The transiting system GJ1214: high-precision defocused transit observations⋆, and a search for evidence of transit timing variation⋆⋆
Niels Bohr Institute, University of Copenhagen,
Juliane Maries vej 30,
2 Centre for Star and Planet Formation, Natural History Museum of Denmark, Øster Voldgade 5, 1350 Copenhagen, Denmark
3 Korea Astronomy and Space Science Institute, 776 Daedeokdae-ro, Yuseong-gu, 305-348 Daejeon, Republic of Korea
4 Astrophysics Group, Keele University, Staffordshire, ST5 5BG, UK
5 SUPA, University of St Andrews, School of Physics & Astronomy, North Haugh, St Andrews, KY16 9SS UK
6 Department of Physics, Sharif University of Technology, PO Box 11155-9161, Tehran, Iran
7 Max-Planck-Institute for Solar System Research, Max-Planck Str. 2, 37191 Katlenburg-Lindau, Germany
8 Qatar Foundation, Doha, Qatar
9 Dipartimento di Fisica “E. R. Caianiello”, Università di Salerno, via Ponte Don Melillo, 84084 Fisciano (SA), Italy
10 HE Space Operations GmbH, Flughafenallee 24, 28199 Bremen, Germany
11 Istituto Nazionale di Fisica Nucleare, Sezione di Napoli, Napoli, Italy
12 Istituto Internazionale per gli Alti Studi Scientifici (IIASS), 84019 Vietri Sul Mare (SA), Italy
13 Institut für Astrophysik, Georg-August-Universität Göttingen, Friedrich-Hund-Platz 1, 37077 Göttingen, Germany
14 European Southern Observatory, Karl-Schwarzschild-Straße 2, 85748 Garching bei München, Germany
15 Institut d’Astrophysique et de Géophysique, Université de Liège, 4000 Liège, Belgium
16 Astronomisches Rechen-Institut, Zentrum für Astronomie, Universität Heidelberg, Mönchhofstraße 12-14, 69120 Heidelberg, Germany
17 Max Planck Institute for Astronomy, Königstuhl 17, 69117 Heidelberg, Germany
18 Jodrell Bank Centre for Astrophysics, University of Manchester, Oxford Road, Manchester, M13 9PL, UK
19 Space Telescope Science Institute, 3700 San Martin Drive, Baltimore, MD 21218, USA
20 Stellar Astrophysics Centre (SAC), Department of Physics and Astronomy, Aarhus University, Ny Munkegade 120, 8000 Aarhus C, Denmark
21 National Astronomical Observatories/Yunnan Observatory, Chinese Academy of Sciences, 650011 Kunming, PR China
22 Perimeter Institute for Theoretical Physics, 31 Caroline St. N., Waterloo ON, N2L 2Y5, Canada
23 Southwest Research Institute, Department of Space Studies, 1050 Walnut St., Suite 400, Boulder, CO 80302, USA
Accepted: 5 October 2012
Aims.
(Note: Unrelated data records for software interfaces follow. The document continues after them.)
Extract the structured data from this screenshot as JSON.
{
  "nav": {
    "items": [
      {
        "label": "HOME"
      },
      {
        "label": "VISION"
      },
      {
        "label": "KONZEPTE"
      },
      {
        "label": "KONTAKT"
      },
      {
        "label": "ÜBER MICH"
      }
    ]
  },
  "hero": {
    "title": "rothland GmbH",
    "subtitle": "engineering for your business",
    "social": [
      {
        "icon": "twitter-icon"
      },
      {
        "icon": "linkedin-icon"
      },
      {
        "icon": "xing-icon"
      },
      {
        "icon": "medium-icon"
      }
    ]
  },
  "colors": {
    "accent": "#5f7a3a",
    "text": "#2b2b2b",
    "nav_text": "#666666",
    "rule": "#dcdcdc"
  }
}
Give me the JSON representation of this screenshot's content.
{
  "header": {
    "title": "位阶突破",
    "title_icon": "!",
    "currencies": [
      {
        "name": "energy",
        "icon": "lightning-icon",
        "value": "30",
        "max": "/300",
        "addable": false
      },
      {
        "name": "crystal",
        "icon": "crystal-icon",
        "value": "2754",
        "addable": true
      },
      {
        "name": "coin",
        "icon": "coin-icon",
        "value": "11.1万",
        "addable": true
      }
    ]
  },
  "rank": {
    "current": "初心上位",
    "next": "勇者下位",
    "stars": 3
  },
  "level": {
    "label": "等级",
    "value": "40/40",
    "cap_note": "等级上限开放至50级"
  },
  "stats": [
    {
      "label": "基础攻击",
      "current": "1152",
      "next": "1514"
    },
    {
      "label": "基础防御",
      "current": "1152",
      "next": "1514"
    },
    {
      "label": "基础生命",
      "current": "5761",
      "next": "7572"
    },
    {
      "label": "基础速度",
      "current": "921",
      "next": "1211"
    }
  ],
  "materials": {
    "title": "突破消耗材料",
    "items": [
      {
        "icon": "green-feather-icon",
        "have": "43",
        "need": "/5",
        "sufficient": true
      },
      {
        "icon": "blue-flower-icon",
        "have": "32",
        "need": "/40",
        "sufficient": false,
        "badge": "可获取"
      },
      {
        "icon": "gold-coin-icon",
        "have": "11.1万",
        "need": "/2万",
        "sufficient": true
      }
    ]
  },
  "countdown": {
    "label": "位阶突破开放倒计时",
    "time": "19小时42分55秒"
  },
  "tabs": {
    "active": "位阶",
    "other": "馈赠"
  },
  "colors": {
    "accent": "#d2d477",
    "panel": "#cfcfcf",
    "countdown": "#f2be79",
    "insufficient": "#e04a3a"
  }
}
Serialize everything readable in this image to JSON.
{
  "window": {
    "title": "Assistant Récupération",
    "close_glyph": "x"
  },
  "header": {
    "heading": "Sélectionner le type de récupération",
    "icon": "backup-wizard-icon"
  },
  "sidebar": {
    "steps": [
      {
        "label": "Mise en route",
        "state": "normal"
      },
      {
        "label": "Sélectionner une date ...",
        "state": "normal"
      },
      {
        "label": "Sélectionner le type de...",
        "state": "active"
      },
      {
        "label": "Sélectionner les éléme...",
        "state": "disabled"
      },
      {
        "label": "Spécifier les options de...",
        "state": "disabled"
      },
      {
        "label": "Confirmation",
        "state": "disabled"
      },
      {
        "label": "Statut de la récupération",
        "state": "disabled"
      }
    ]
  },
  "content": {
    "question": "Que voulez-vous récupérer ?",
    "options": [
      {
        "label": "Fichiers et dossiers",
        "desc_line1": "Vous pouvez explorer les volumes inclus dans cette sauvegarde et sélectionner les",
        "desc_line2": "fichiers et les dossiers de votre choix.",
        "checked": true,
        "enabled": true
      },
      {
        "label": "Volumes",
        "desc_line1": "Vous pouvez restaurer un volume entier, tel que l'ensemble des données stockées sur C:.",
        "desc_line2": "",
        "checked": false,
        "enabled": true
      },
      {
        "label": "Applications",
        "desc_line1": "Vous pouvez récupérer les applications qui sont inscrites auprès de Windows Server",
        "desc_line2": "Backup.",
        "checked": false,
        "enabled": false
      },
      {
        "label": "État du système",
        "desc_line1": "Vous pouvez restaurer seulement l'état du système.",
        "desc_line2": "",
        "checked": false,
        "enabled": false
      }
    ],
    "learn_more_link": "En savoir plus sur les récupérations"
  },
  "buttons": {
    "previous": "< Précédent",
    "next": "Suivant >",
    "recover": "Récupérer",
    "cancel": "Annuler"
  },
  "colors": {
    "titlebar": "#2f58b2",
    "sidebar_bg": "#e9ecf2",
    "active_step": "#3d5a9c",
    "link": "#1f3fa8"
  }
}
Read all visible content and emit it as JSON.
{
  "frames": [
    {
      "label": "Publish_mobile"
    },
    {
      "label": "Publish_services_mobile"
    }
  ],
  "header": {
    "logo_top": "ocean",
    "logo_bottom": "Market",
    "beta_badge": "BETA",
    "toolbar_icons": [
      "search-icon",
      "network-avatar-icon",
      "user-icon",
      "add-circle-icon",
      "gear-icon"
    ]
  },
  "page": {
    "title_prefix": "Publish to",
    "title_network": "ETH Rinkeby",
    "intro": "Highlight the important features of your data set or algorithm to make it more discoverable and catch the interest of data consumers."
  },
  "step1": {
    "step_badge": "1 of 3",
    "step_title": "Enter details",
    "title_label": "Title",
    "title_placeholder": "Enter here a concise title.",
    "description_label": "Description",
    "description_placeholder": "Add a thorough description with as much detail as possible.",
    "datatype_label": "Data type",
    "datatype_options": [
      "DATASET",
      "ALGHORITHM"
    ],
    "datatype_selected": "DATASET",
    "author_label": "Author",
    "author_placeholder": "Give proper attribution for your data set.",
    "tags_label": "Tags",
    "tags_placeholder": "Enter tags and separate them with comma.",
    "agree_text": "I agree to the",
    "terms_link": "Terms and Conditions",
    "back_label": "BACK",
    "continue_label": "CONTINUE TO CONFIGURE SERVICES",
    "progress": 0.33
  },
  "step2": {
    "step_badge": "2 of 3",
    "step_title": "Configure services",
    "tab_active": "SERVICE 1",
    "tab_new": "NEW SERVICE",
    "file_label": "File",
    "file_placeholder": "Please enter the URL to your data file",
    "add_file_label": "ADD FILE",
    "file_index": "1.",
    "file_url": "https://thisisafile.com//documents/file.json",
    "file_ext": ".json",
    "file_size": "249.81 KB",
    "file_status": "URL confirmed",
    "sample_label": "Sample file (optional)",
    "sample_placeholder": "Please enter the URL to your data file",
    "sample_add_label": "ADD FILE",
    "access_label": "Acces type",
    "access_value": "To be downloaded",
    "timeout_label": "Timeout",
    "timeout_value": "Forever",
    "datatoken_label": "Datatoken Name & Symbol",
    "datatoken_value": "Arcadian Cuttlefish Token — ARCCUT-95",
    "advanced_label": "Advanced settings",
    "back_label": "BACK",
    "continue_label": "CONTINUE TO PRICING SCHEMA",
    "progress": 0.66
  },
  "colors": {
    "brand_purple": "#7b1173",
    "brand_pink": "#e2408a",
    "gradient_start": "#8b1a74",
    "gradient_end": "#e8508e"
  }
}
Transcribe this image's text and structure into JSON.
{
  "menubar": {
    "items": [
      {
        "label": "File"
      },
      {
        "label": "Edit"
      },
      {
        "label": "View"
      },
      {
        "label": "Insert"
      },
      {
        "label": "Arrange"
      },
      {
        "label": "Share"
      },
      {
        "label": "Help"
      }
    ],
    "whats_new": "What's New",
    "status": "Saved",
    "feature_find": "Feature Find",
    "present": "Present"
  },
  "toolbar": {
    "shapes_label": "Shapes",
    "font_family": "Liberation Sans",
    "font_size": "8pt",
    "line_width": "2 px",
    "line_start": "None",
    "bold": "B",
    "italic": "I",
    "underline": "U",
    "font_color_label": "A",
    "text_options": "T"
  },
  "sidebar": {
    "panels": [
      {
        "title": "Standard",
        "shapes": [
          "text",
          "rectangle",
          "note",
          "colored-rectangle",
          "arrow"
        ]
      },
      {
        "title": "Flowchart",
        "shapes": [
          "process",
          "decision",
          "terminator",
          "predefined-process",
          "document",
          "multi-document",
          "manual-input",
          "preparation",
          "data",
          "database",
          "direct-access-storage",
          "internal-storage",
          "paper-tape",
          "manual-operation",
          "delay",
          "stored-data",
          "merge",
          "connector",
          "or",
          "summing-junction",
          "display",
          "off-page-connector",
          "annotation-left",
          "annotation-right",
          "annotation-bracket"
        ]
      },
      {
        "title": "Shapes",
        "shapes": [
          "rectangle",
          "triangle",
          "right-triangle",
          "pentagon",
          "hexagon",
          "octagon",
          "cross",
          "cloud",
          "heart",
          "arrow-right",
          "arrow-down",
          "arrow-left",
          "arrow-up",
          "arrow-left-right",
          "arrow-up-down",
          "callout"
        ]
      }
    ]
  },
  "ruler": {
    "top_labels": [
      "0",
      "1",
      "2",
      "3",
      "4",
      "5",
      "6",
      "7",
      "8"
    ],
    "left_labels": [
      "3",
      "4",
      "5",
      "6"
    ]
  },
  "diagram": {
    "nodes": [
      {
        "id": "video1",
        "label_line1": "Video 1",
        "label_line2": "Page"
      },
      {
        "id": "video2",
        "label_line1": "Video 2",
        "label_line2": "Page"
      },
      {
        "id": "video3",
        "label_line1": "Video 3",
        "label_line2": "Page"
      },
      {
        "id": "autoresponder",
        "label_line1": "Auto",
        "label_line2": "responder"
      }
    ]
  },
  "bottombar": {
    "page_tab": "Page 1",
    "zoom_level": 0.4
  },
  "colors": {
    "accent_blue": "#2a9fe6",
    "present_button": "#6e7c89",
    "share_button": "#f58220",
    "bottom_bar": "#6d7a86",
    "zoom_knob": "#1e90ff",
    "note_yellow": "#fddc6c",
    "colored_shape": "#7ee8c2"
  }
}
We present 11 high-precision photometric transitobservations of the transiting super-Earth planet GJ 1214 b. Combining these data with observations from other authors, we investigate the ephemeris for possible signs of transit timing variations (TTVs) using a Bayesian approach.
Methods. The observations were obtained using telescope-defocusing techniques, and achieve a high precision with random errors in the photometry as low as 1 mmag per point. To investigate the possibility of TTVs in the light curve, we calculate the overall probability of a TTV signal using Bayesian methods.
Results. The observations are used to determine the photometric parameters and the physical properties of the GJ 1214 system. Our results are in good agreement with published values. Individual times of mid-transit are measured with uncertainties as low as 10 s, allowing us to reduce the uncertainty in the orbital period by a factor of two.
Conclusions. A Bayesian analysis reveals that it is highly improbable that the observed transit times is explained by TTV caused by a planet in the nominal habitable zone, when compared with the simpler alternative of a linear ephemeris.
Key words: planetary systems / stars: individual: GJ1214 / methods: statistical / methods: observational / techniques: photometric
Photometric data used in the light curves are only available at the CDS via anonymous ftp to cdsarc.u-strasbg.fr (22.214.171.124) or via http://cdsarc.u-strasbg.fr/viz-bin/qcat?J/A+A/549/A10
© ESO, 2012